    •  
Sign up, win books!

Editor's Choice

  • Book Jacket: The Hundred-Year House
    The Hundred-Year House
    by Rebecca Makkai
    Rebecca Makkai's sophomore novel The Hundred-Year House could just have easily been titled ...
  • Book Jacket
    The Valley of Amazement
    by Amy Tan
    "Mirror, Mirror on the wall
    I am my mother after all!"


    In my pre-retirement days as a professor ...
  • Book Jacket: A Man Called Ove
    A Man Called Ove
    by Fredrik Backman
    Reading A Man Called Ove was like having Christmas arrive early. Set in Sweden, this debut novel is ...

First Impressions

Members read and review books ahead
of publication. See what they think
in First Impressions!

Books that
expand your
horizons.

Visitors can view a lot of BookBrowse for free.

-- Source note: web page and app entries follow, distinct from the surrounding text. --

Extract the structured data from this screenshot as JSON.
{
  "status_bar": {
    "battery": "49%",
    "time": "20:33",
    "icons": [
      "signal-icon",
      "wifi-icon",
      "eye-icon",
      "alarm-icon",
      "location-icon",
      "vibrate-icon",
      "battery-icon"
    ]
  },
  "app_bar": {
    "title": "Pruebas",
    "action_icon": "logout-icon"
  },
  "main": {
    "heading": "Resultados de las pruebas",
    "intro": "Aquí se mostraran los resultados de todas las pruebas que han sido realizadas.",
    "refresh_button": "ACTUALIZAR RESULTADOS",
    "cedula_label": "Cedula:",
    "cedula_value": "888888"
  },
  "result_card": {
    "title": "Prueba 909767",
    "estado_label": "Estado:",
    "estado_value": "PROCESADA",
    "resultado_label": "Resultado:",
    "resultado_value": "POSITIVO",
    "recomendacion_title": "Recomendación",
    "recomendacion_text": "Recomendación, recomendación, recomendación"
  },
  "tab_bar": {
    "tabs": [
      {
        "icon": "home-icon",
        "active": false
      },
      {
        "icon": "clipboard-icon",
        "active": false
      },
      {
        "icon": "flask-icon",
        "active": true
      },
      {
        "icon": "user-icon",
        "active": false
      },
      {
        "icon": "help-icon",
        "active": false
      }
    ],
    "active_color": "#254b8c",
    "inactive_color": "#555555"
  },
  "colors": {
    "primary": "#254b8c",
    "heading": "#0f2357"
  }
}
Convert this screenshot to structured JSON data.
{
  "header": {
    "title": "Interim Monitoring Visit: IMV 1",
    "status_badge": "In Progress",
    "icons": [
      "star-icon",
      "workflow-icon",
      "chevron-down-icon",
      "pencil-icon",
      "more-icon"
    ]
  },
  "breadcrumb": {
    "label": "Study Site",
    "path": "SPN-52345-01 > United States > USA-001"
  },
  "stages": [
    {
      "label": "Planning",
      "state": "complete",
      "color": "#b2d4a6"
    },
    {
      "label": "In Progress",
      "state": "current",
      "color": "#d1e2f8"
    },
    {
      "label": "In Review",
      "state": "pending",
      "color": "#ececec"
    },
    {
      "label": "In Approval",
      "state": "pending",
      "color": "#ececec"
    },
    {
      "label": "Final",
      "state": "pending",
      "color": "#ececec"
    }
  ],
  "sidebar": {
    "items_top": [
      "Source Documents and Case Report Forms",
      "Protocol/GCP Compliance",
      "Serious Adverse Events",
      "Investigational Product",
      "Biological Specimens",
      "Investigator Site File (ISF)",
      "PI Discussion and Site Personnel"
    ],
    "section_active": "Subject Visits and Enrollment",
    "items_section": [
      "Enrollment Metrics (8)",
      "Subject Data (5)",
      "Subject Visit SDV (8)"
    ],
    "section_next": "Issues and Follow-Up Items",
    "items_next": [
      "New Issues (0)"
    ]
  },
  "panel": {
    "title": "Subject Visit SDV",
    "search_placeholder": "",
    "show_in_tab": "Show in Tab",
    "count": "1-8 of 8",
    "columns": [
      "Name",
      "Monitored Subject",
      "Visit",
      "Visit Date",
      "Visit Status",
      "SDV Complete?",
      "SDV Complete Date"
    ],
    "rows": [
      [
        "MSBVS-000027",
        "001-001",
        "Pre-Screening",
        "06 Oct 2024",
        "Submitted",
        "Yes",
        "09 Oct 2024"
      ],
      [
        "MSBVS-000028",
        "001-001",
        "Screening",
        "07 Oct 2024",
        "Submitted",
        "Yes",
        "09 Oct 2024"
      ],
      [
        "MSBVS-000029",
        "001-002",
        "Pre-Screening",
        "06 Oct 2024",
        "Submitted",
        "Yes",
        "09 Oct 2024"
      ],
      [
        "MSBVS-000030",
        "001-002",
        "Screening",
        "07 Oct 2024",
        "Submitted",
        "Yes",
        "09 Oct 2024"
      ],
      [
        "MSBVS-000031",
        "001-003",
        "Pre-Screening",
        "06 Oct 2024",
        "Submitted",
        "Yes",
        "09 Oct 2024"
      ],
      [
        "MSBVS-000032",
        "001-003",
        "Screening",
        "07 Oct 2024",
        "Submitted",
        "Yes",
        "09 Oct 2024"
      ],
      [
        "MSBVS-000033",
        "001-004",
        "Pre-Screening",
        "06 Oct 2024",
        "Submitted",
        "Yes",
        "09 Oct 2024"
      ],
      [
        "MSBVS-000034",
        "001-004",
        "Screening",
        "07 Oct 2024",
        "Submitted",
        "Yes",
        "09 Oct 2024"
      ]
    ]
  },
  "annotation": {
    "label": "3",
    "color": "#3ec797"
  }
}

Full access is for members only

Find out more.

Book Discussions
Book Jacket

The Arsonist
by Sue Miller

Published Jun. 2014

Join the discussion!

  1.  132Tomlinson Hill:
    Chris Tomlinson

All Discussions

Win this book!
Win The Angel of Losses

The Angel of Losses

"Family saga, mystery, and myth intersect in Feldman's debut novel." - Booklist

Enter

Word Play

Solve this clue:

E C H A Silver L

and be entered to win..

Books thatinspire you.Handpicked.

Books you'll stay up all night reading; books that will whisk you to faraway places and times, books that will expand your mind and inspire you -- the kinds of books you just can't wait to tell your friends about.